This guacamole recipe is a great way to incorporate more greens and nutrients into the diet in the up coming colder weather. This would be a wonderful holiday party dish served with tortilla chips, and kale is in season and can be found at your local winter farmers’ market right now.

Ingredients

3 cups chopped kale

4 ripe avocados

1/2 red onion chopped

1/2 jalapeño deseeded and chopped into small pieces

1/4 cup chopped cilantro

Juice of two limes

Salt and pepper to taste

 

Directions

Wash and massage the kale and then chop 3 cups.

Cut the avocados in half from stem to base and remove the seed by tapping with a knife. An easy way to get the avocado out is to slide a spoon between the skin and flesh.

Add the kale, avocados, chopped red onion, jalapeño, cilantro and lime juice to a food processor and pulse until smooth, if you want a chunkier dip you can also just mash with a potato masher or fork to your desired consistency.

Remove from the food processor and add to a bowl.

Mix in salt and pepper and any other desired spices.

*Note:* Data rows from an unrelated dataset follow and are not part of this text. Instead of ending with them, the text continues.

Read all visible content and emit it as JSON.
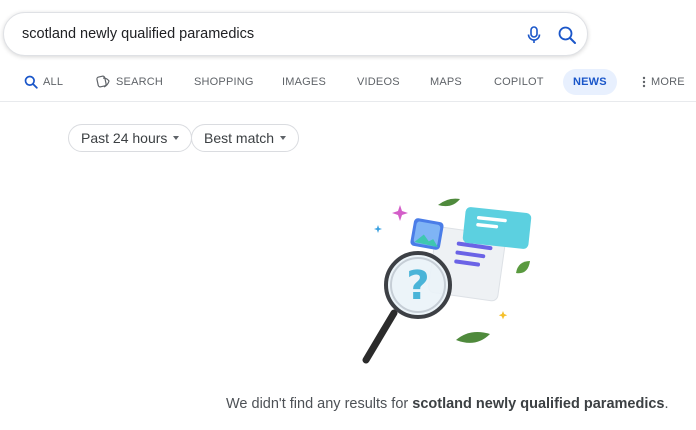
{
  "search": {
    "query": "scotland newly qualified paramedics"
  },
  "tabs": [
    {
      "label": "ALL"
    },
    {
      "label": "SEARCH"
    },
    {
      "label": "SHOPPING"
    },
    {
      "label": "IMAGES"
    },
    {
      "label": "VIDEOS"
    },
    {
      "label": "MAPS"
    },
    {
      "label": "COPILOT"
    },
    {
      "label": "NEWS"
    },
    {
      "label": "MORE"
    }
  ],
  "filters": {
    "time": "Past 24 hours",
    "sort": "Best match"
  },
  "empty_state": {
    "prefix": "We didn't find any results for ",
    "query": "scotland newly qualified paramedics",
    "suffix": "."
  },
  "colors": {
    "accent": "#1a56c9",
    "active_tab_bg": "#e8f0fe"
  }
}
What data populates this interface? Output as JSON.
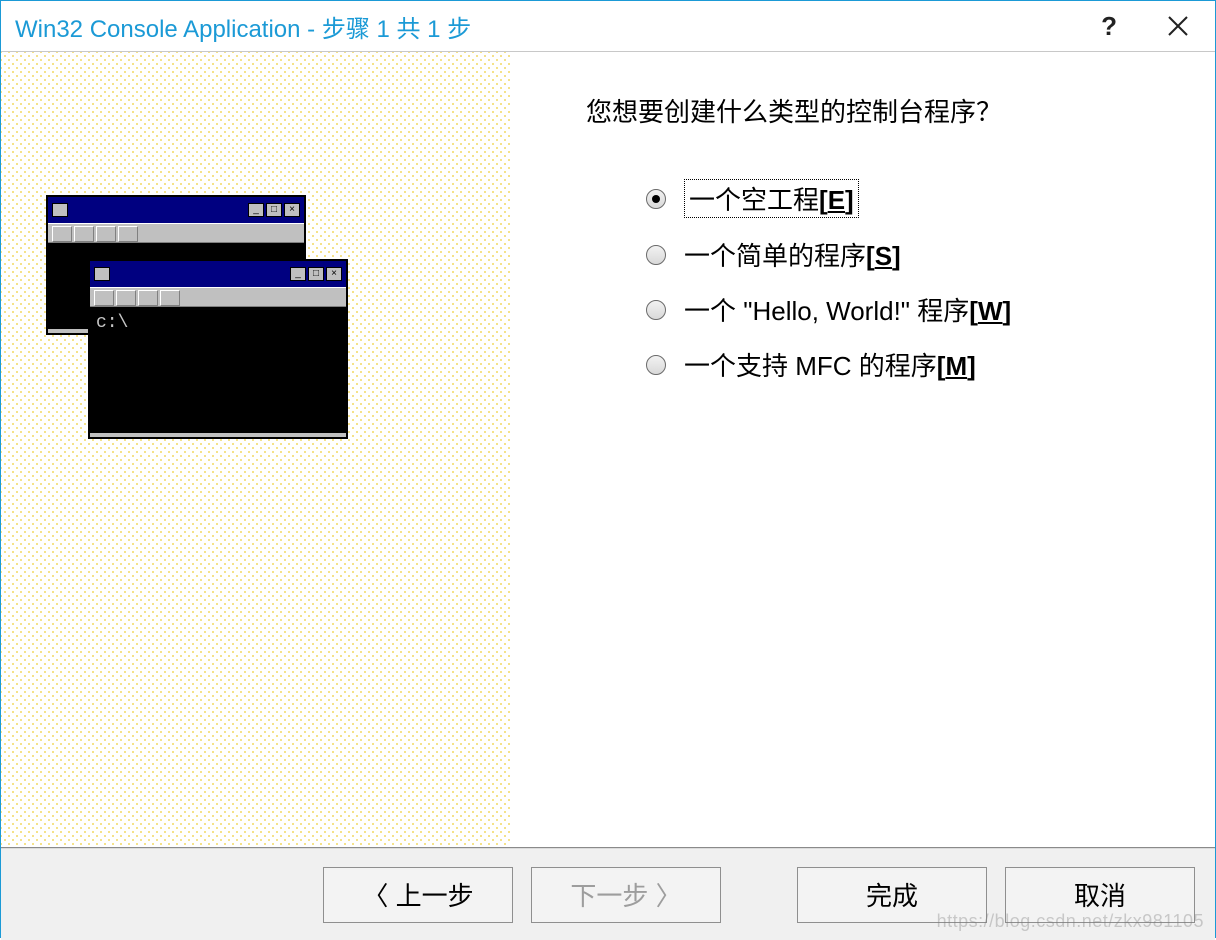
{
  "titlebar": {
    "title": "Win32 Console Application - 步骤 1 共 1 步",
    "help_symbol": "?",
    "close_label": "Close"
  },
  "main": {
    "question": "您想要创建什么类型的控制台程序？",
    "options": [
      {
        "label": "一个空工程",
        "mnemonic": "E",
        "checked": true
      },
      {
        "label": "一个简单的程序",
        "mnemonic": "S",
        "checked": false
      },
      {
        "label": "一个 \"Hello, World!\" 程序",
        "mnemonic": "W",
        "checked": false
      },
      {
        "label": "一个支持 MFC 的程序",
        "mnemonic": "M",
        "checked": false
      }
    ]
  },
  "illustration": {
    "front_prompt": "c:\\"
  },
  "footer": {
    "back": "上一步",
    "next": "下一步",
    "finish": "完成",
    "cancel": "取消"
  },
  "watermark": "https://blog.csdn.net/zkx981105"
}
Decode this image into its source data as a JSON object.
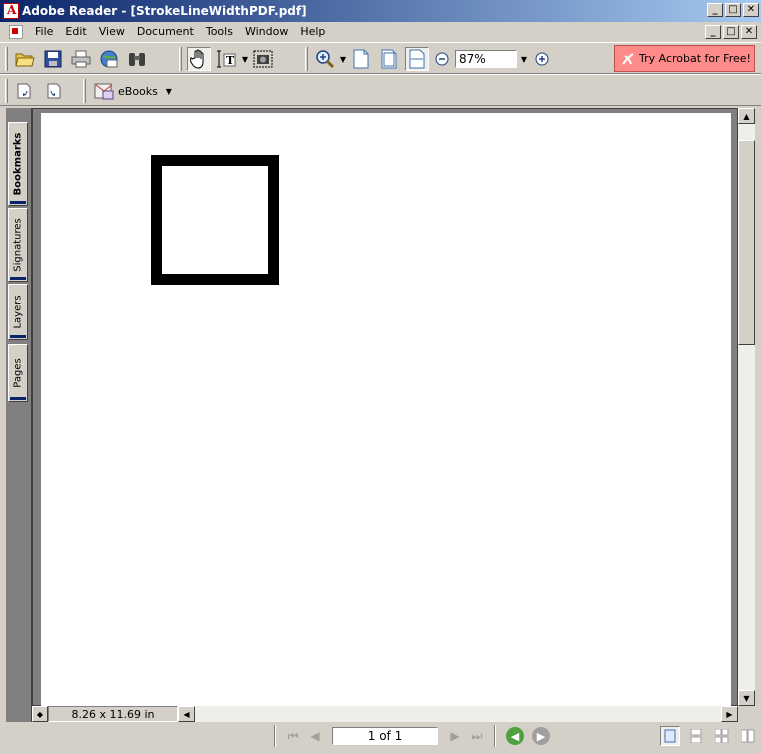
{
  "window": {
    "title": "Adobe Reader - [StrokeLineWidthPDF.pdf]",
    "minimize_label": "_",
    "maximize_label": "□",
    "close_label": "✕"
  },
  "menu": {
    "items": [
      "File",
      "Edit",
      "View",
      "Document",
      "Tools",
      "Window",
      "Help"
    ]
  },
  "toolbar": {
    "zoom_value": "87%",
    "try_acrobat_label": "Try Acrobat for Free!",
    "ebooks_label": "eBooks"
  },
  "side_tabs": [
    "Bookmarks",
    "Signatures",
    "Layers",
    "Pages"
  ],
  "status": {
    "page_size": "8.26 x 11.69 in",
    "page_indicator": "1 of 1"
  },
  "colors": {
    "title_gradient_start": "#0a246a",
    "chrome": "#d4d0c8",
    "try_button": "#ff8a8a"
  }
}
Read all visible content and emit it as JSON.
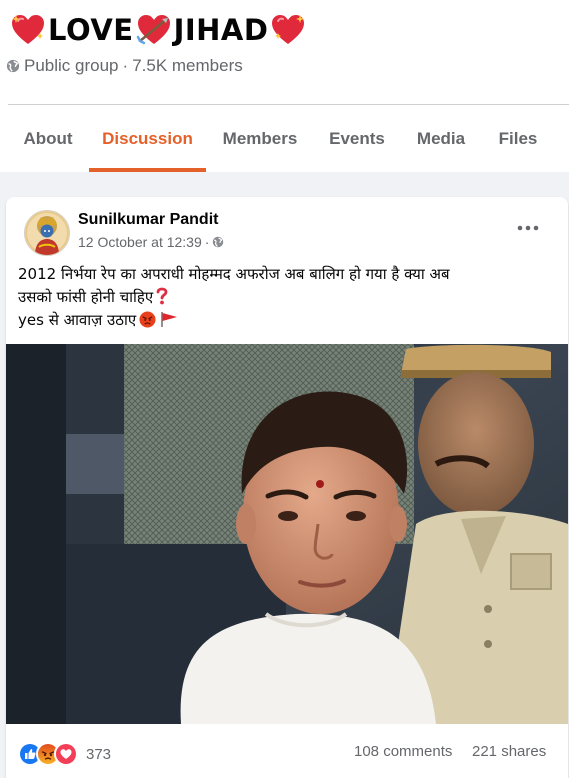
{
  "group": {
    "title_part1": "LOVE",
    "title_part2": "JIHAD",
    "privacy": "Public group",
    "separator": "·",
    "members": "7.5K members",
    "title_icons": [
      "sparkling-heart-icon",
      "heart-with-arrow-icon",
      "sparkling-heart-icon"
    ]
  },
  "tabs": [
    {
      "label": "About",
      "active": false
    },
    {
      "label": "Discussion",
      "active": true
    },
    {
      "label": "Members",
      "active": false
    },
    {
      "label": "Events",
      "active": false
    },
    {
      "label": "Media",
      "active": false
    },
    {
      "label": "Files",
      "active": false
    }
  ],
  "post": {
    "author": "Sunilkumar Pandit",
    "timestamp": "12 October at 12:39",
    "separator": "·",
    "privacy_icon": "globe-icon",
    "text_line1": "2012 निर्भया रेप का अपराधी मोहम्मद अफरोज अब बालिग हो गया है क्या अब",
    "text_line2": "उसको फांसी होनी चाहिए",
    "text_line3": "yes से आवाज़ उठाए",
    "text_icons": [
      "red-question-mark-icon",
      "angry-face-icon",
      "red-flag-icon"
    ],
    "image_icon": "news-photo",
    "reaction_icons": [
      "like-icon",
      "angry-icon",
      "love-icon"
    ],
    "reactions_count": "373",
    "comments": "108 comments",
    "shares": "221 shares"
  },
  "colors": {
    "accent": "#e4612a",
    "secondary_text": "#65676b",
    "background": "#f0f2f5",
    "like_blue": "#1877f2",
    "love_red": "#f33e58",
    "angry_orange": "#e9710f"
  }
}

Enjoy with tortilla chips!

Taking the Farmers’ Market Experience to Schools

Guest post by Maggie Morrison, Oyster River School District Sustainability Coordinator

There is an adage that you learn the many ways to navigate being an adult in kindergarten.  With a precious dollar gripped in their fists, 5 and 6 year-olds had a chance to visit a mini indoor farmers market at Mast Way Elementary School, in Lee.   Each of the four kindergarten classes got an introduction of the ways to visit a farmer’s market and purchase vegetables, fruit and flowers grown on local farms.   Four Durham and Lee farmers gave the children an opportunity to visit tables displayed with orange pumpkins, multicolored carrots, red crisp apples, shiny green and red peppers. Farmers from Teece, Do-Be-Doo, Pinewood Yankee and Tuckaway welcomed students as each classroom took turns visiting the market.  Now in its third year, this farmers market experience marks the end of a unit of study on farming and where your food comes from. New this year was a tasting table sponsored by Seacoast Eat Local. Unusual vegetables to a 5 year-old palate were offered by Shelly Smith, SEL program coordinator as an opportunity to be brave and try something new.  Students received a coveted sticker if they tried a bite of a watermelon radish, a slice of a crunchy kohlrabi, or a pea shoot.

Weeks earlier, children experienced the first field trip of their academic years by visiting Tuckaway Farm in Lee, NH.  Students walked up the road lined with farm equipment and the last vestiges of the farms’ crops. Students eagerly helped to shuck corn and beans while learning all about the importance of these “three sisters” crops used in indigenous farming.   A horse drawn wagon ride took them to a potato field where they got a chance to dig in the dirt to discover the round yellow orb of a German Butterball potato.

Back in school, Oyster River’s Sustainability Coordinator, Maggie Morrison ask if the students were farmers, only a few hands flew up.  “You’re all farmers!” Morrison enthusiastically explained. “On your visit to Tuckaway, you did the harvest work of the farmer.” Although simple in explanation, these experiences are what kindergarten teacher, Mary Ellen Webb hopes will take root as these students grow up.   “This experience will help a young generation of students become comfortable with visiting local farmers markets. We’re hoping that students will encourage their parents to visit local markets and support local agriculture.” As the days get shorter into the winter months, if one child’s visit to a local farm and farmers’ market has a lasting memory and transforms later to an interest in farming or a lifelong habit of supporting local agriculture, it will be a visit well spent.

For questions email [email protected]